● Task goal
From the records, pick out and copy each line containing "description".

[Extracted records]
┌──
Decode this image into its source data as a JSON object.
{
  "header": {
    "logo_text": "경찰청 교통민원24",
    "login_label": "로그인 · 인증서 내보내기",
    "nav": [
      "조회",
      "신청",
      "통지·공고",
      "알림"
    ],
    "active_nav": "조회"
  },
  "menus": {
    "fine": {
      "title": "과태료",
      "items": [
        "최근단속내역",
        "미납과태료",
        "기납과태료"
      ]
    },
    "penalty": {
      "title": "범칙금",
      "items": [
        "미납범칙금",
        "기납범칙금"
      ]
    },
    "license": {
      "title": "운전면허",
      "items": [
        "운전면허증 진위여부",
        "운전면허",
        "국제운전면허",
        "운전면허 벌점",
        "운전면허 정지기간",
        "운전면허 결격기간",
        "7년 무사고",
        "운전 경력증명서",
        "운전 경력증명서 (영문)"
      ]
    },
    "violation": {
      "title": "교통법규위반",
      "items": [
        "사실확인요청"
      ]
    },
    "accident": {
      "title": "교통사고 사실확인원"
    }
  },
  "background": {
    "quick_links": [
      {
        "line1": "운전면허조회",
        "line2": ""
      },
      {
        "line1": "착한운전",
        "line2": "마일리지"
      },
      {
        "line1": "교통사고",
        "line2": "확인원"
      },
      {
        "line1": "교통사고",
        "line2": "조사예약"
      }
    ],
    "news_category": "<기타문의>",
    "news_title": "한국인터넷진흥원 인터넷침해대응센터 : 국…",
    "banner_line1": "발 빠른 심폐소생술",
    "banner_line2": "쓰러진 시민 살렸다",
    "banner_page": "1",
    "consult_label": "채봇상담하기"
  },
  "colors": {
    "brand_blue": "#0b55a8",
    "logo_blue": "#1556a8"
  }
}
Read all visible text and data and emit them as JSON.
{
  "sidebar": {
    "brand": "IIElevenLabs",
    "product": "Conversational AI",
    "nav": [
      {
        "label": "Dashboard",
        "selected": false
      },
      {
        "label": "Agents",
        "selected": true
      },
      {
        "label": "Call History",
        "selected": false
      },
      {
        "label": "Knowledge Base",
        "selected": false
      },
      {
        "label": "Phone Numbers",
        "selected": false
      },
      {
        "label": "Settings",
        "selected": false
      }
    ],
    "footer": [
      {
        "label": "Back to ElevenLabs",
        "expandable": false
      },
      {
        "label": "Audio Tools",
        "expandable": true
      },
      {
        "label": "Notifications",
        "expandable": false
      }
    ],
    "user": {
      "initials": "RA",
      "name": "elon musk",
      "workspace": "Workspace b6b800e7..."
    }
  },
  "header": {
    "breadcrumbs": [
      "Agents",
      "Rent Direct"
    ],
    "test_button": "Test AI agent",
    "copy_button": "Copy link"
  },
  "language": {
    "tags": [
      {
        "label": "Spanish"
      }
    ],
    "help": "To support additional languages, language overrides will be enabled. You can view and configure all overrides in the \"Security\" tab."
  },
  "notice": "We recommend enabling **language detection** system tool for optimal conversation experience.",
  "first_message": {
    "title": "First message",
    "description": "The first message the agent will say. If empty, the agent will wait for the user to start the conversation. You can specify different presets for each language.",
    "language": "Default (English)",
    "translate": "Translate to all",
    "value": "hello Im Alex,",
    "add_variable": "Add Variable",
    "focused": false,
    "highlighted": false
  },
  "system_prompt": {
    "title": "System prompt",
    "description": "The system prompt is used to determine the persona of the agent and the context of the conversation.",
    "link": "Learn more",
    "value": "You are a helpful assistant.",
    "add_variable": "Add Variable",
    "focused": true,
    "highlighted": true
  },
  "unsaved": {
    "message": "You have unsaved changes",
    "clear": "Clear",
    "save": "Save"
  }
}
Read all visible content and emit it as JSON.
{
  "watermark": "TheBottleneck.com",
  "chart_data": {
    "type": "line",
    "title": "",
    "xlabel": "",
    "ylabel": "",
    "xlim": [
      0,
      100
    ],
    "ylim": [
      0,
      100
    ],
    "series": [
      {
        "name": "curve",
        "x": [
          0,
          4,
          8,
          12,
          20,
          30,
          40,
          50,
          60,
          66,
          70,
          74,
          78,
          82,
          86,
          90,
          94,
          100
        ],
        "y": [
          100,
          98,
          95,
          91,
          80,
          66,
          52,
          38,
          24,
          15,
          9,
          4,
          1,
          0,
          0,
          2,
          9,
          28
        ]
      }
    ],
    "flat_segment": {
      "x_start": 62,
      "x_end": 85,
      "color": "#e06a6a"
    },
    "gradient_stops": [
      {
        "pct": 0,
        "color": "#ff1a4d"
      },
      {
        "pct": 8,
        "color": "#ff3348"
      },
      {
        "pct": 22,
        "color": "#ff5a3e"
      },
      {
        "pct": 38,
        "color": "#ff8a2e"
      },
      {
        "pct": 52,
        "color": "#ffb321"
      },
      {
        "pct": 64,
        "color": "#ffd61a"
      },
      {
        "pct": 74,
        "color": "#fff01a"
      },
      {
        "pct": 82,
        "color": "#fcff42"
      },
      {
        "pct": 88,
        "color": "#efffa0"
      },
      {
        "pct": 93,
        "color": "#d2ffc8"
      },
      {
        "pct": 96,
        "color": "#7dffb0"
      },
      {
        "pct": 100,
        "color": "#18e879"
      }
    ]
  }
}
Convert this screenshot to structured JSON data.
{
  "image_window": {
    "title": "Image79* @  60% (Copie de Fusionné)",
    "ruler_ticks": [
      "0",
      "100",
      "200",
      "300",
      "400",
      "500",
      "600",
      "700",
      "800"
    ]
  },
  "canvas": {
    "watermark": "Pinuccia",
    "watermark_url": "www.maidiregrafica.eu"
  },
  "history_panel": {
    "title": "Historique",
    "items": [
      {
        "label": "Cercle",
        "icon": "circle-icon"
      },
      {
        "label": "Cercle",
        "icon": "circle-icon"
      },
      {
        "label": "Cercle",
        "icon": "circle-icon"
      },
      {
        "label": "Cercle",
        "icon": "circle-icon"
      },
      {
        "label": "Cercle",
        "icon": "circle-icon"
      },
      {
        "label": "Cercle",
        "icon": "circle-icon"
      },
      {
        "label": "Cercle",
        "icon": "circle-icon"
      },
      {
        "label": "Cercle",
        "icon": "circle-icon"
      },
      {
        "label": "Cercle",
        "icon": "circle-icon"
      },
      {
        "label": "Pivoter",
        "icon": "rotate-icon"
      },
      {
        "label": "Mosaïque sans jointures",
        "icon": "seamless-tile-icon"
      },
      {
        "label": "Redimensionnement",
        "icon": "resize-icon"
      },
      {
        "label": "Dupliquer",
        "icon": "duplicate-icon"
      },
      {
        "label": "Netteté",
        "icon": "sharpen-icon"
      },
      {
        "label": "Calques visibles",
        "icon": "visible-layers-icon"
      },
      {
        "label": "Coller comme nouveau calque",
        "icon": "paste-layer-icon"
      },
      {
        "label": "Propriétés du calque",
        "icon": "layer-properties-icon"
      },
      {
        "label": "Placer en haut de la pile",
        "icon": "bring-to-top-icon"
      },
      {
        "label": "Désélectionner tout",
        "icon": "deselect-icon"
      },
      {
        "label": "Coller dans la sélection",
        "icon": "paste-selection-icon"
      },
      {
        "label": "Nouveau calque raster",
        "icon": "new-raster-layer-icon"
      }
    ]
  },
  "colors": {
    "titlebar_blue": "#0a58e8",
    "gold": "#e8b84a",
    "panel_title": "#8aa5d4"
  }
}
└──
● Finished exercise
    "description": "The first message the agent will say. If empty, the agent will wait for the user to start the conversation. You can specify different presets for each language.",
    "description": "The system prompt is used to determine the persona of the agent and the context of the conversation.",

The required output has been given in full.